> EXERCISE
Your answer must be the full listing below, restated word for word, with no pictures in it.

....

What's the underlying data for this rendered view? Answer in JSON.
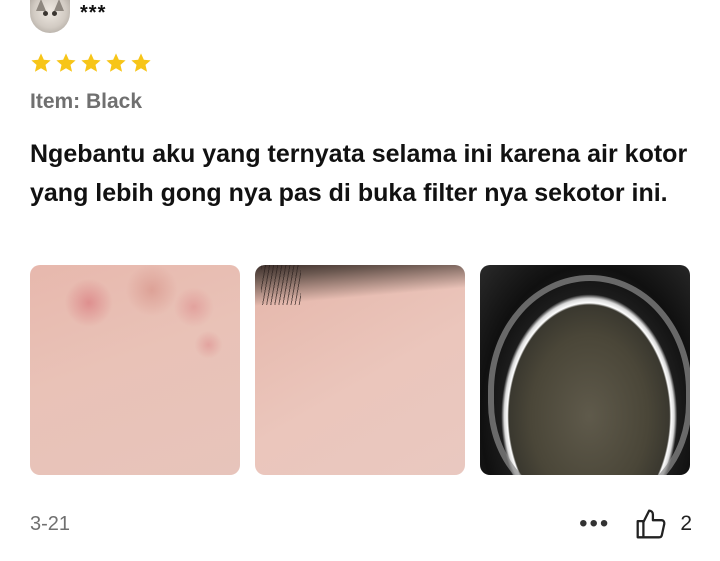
{
  "reviewer": {
    "username": "***",
    "avatar_icon": "cat-avatar"
  },
  "rating": {
    "value": 5,
    "max": 5,
    "star_color": "#f7c518"
  },
  "item_variant": "Item: Black",
  "review_text": "Ngebantu aku yang ternyata selama ini karena air kotor yang lebih gong nya pas di buka filter nya sekotor ini.",
  "photos": [
    {
      "name": "review-photo-skin-before"
    },
    {
      "name": "review-photo-skin-after"
    },
    {
      "name": "review-photo-dirty-filter"
    }
  ],
  "footer": {
    "date": "3-21",
    "more_icon": "more-options-icon",
    "like_icon": "thumbs-up-icon",
    "like_count": "2"
  }
}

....

> RESPONSE AREA
What's the underlying data for this rendered view? Answer in JSON.
{
  "reviewer": {
    "username": "***",
    "avatar_icon": "cat-avatar"
  },
  "rating": {
    "value": 5,
    "max": 5,
    "star_color": "#f7c518"
  },
  "item_variant": "Item: Black",
  "review_text": "Ngebantu aku yang ternyata selama ini karena air kotor yang lebih gong nya pas di buka filter nya sekotor ini.",
  "photos": [
    {
      "name": "review-photo-skin-before"
    },
    {
      "name": "review-photo-skin-after"
    },
    {
      "name": "review-photo-dirty-filter"
    }
  ],
  "footer": {
    "date": "3-21",
    "more_icon": "more-options-icon",
    "like_icon": "thumbs-up-icon",
    "like_count": "2"
  }
}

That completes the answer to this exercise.